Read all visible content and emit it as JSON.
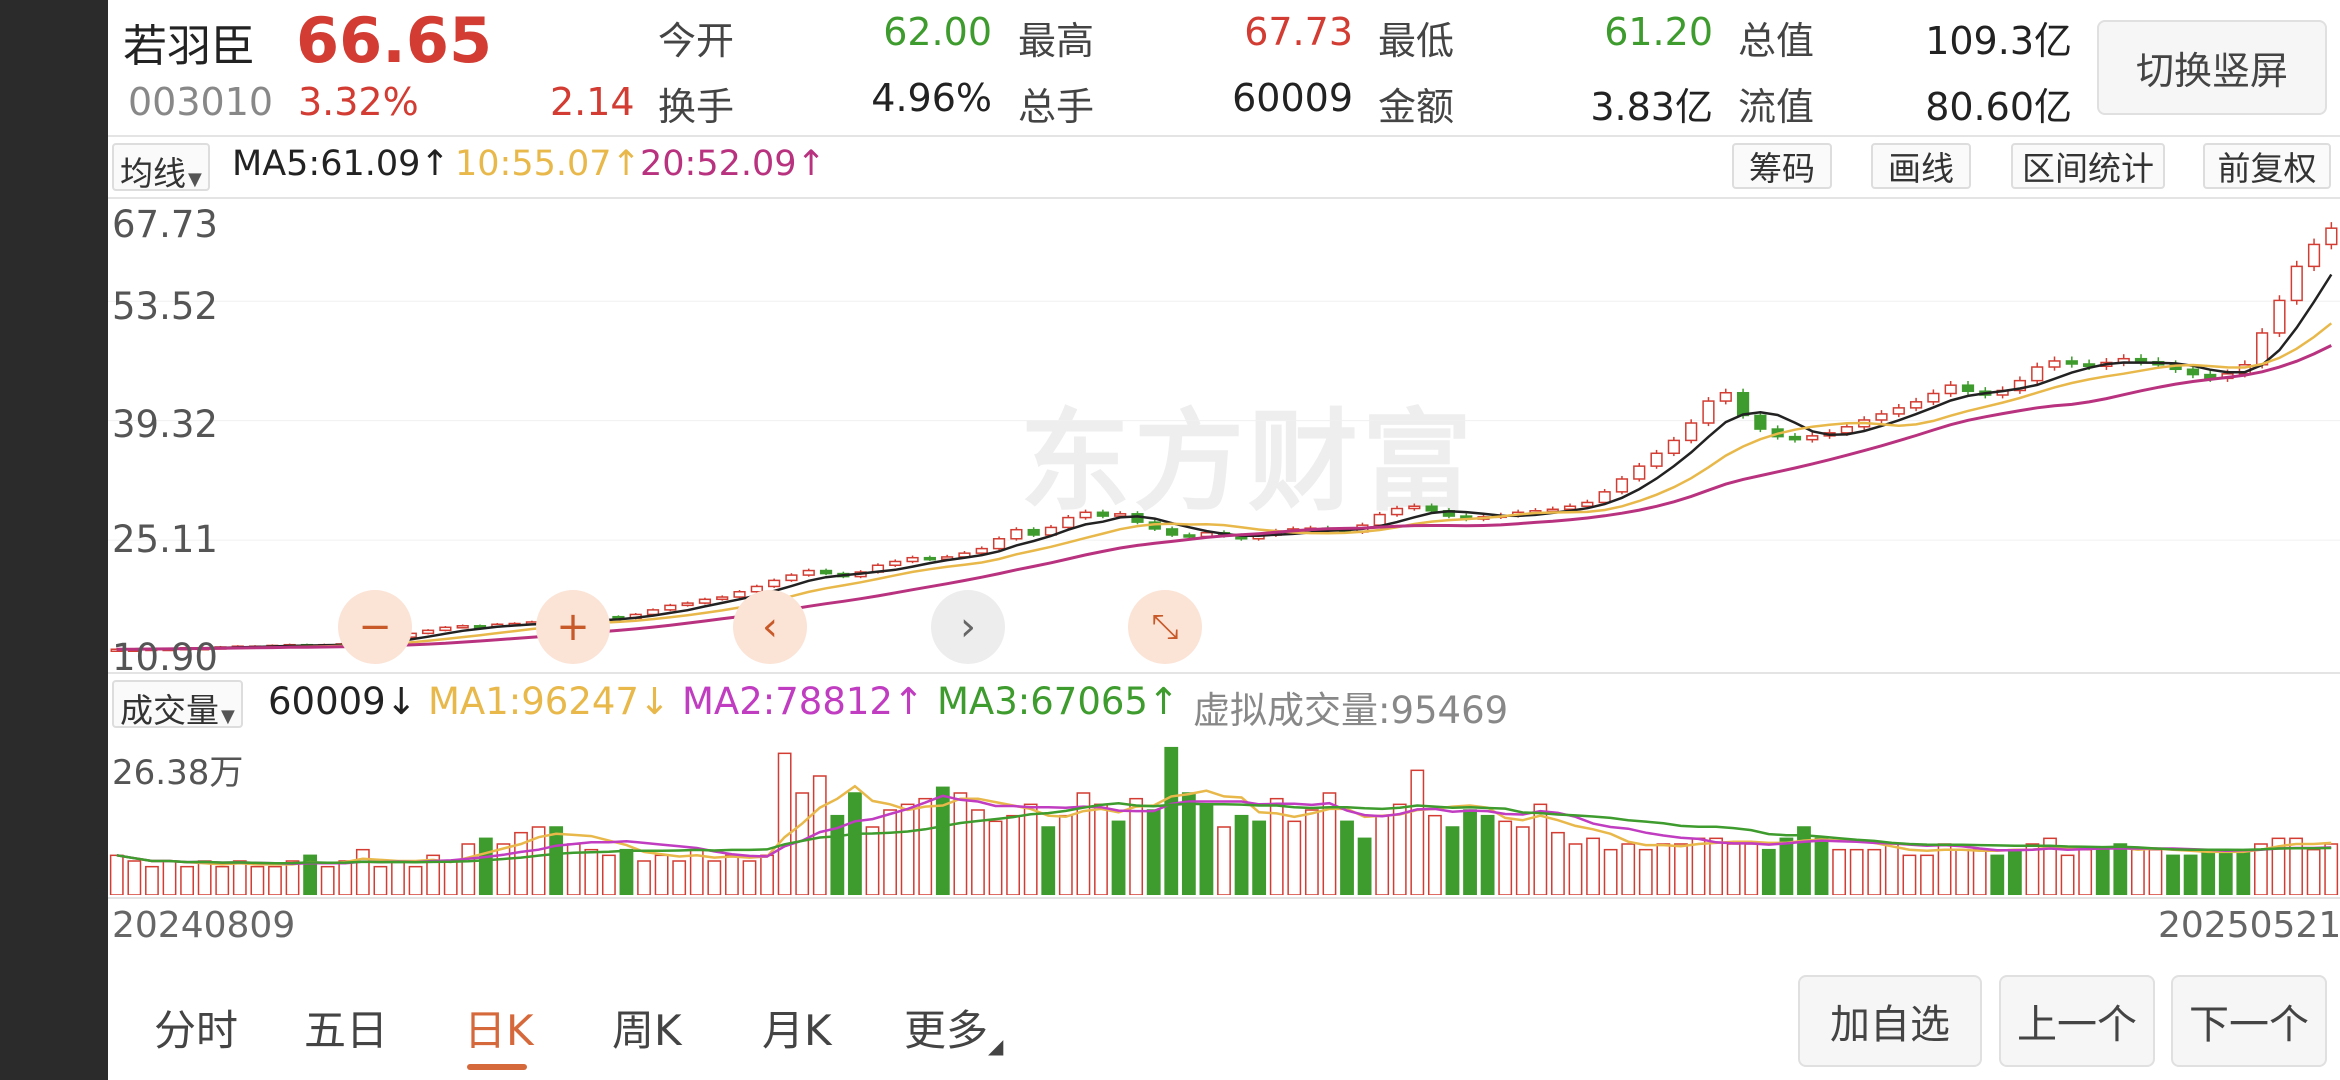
{
  "stock": {
    "name": "若羽臣",
    "code": "003010",
    "price": "66.65",
    "change_pct": "3.32%",
    "change": "2.14"
  },
  "quote": {
    "open_label": "今开",
    "open": "62.00",
    "high_label": "最高",
    "high": "67.73",
    "low_label": "最低",
    "low": "61.20",
    "total_cap_label": "总值",
    "total_cap": "109.3亿",
    "turnover_label": "换手",
    "turnover": "4.96%",
    "volume_label": "总手",
    "volume": "60009",
    "amount_label": "金额",
    "amount": "3.83亿",
    "float_cap_label": "流值",
    "float_cap": "80.60亿"
  },
  "switch_button": "切换竖屏",
  "ma_bar": {
    "selector": "均线",
    "ma5": "MA5:61.09↑",
    "ma10": "10:55.07↑",
    "ma20": "20:52.09↑",
    "buttons": [
      "筹码",
      "画线",
      "区间统计",
      "前复权"
    ]
  },
  "colors": {
    "up": "#d23c32",
    "down": "#3e9b2d",
    "ma5": "#222222",
    "ma10": "#e8b84a",
    "ma20": "#b8327f",
    "accent": "#d6693b"
  },
  "watermark": "东方财富",
  "controls": [
    "minus-icon",
    "plus-icon",
    "chevron-left-icon",
    "chevron-right-icon",
    "collapse-icon"
  ],
  "volume_bar": {
    "selector": "成交量",
    "current": "60009↓",
    "ma1": "MA1:96247↓",
    "ma2": "MA2:78812↑",
    "ma3": "MA3:67065↑",
    "virtual": "虚拟成交量:95469",
    "max_label": "26.38万"
  },
  "dates": {
    "start": "20240809",
    "end": "20250521"
  },
  "tabs": [
    "分时",
    "五日",
    "日K",
    "周K",
    "月K",
    "更多"
  ],
  "active_tab": "日K",
  "bottom_buttons": [
    "加自选",
    "上一个",
    "下一个"
  ],
  "chart_data": [
    {
      "type": "candlestick",
      "yticks": [
        "67.73",
        "53.52",
        "39.32",
        "25.11",
        "10.90"
      ],
      "ylim": [
        10.9,
        67.73
      ],
      "x_start": "20240809",
      "x_end": "20250521",
      "series": [
        {
          "name": "MA5",
          "last": 61.09
        },
        {
          "name": "MA10",
          "last": 55.07
        },
        {
          "name": "MA20",
          "last": 52.09
        }
      ],
      "close_approx": [
        11.0,
        11.0,
        11.1,
        11.1,
        11.2,
        11.2,
        11.3,
        11.4,
        11.4,
        11.5,
        11.6,
        11.5,
        11.6,
        11.7,
        11.9,
        12.2,
        12.6,
        13.1,
        13.5,
        13.9,
        14.1,
        14.0,
        14.3,
        14.4,
        14.6,
        14.5,
        14.8,
        15.0,
        15.3,
        15.1,
        15.6,
        16.2,
        16.8,
        17.1,
        17.6,
        17.9,
        18.6,
        19.3,
        20.1,
        20.8,
        21.4,
        21.0,
        20.6,
        21.2,
        22.1,
        22.6,
        23.1,
        22.9,
        23.2,
        23.7,
        24.3,
        25.6,
        26.8,
        26.1,
        27.1,
        28.4,
        29.1,
        28.6,
        28.9,
        27.8,
        26.9,
        26.1,
        25.9,
        26.4,
        26.0,
        25.6,
        26.1,
        26.6,
        26.9,
        27.0,
        26.7,
        26.5,
        27.4,
        28.8,
        29.6,
        29.9,
        29.3,
        28.6,
        28.2,
        28.5,
        28.7,
        29.1,
        29.3,
        29.5,
        29.9,
        30.4,
        31.8,
        33.5,
        35.2,
        36.9,
        38.6,
        40.9,
        43.8,
        44.9,
        41.9,
        40.1,
        39.1,
        38.7,
        39.2,
        39.6,
        40.4,
        41.3,
        42.1,
        42.9,
        43.7,
        44.8,
        45.9,
        45.1,
        44.6,
        45.2,
        46.5,
        48.3,
        49.1,
        48.7,
        48.4,
        48.9,
        49.4,
        49.0,
        48.6,
        48.0,
        47.3,
        46.8,
        47.4,
        48.6,
        52.8,
        57.1,
        61.6,
        64.5,
        66.65
      ]
    },
    {
      "type": "bar",
      "title": "成交量",
      "ymax_label": "26.38万",
      "series": [
        {
          "name": "MA1",
          "last": 96247
        },
        {
          "name": "MA2",
          "last": 78812
        },
        {
          "name": "MA3",
          "last": 67065
        }
      ],
      "values_approx": [
        7,
        6,
        5,
        6,
        5,
        6,
        5,
        6,
        5,
        5,
        6,
        7,
        5,
        6,
        8,
        5,
        6,
        5,
        7,
        6,
        9,
        10,
        9,
        11,
        12,
        12,
        9,
        8,
        7,
        8,
        6,
        7,
        6,
        8,
        6,
        7,
        6,
        7,
        25,
        18,
        21,
        14,
        18,
        12,
        15,
        16,
        17,
        19,
        18,
        15,
        13,
        14,
        16,
        12,
        14,
        18,
        16,
        13,
        17,
        15,
        26,
        18,
        16,
        12,
        14,
        13,
        17,
        13,
        15,
        18,
        13,
        10,
        14,
        16,
        22,
        14,
        12,
        15,
        14,
        13,
        12,
        16,
        11,
        9,
        10,
        8,
        9,
        8,
        9,
        9,
        10,
        10,
        9,
        9,
        8,
        10,
        12,
        10,
        8,
        8,
        8,
        9,
        7,
        7,
        9,
        8,
        8,
        7,
        8,
        9,
        10,
        7,
        8,
        8,
        9,
        8,
        8,
        7,
        7,
        8,
        8,
        8,
        9,
        10,
        10,
        8,
        9
      ]
    }
  ]
}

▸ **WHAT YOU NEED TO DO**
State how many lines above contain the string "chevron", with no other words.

▸ **EXERCISE RESULT**
2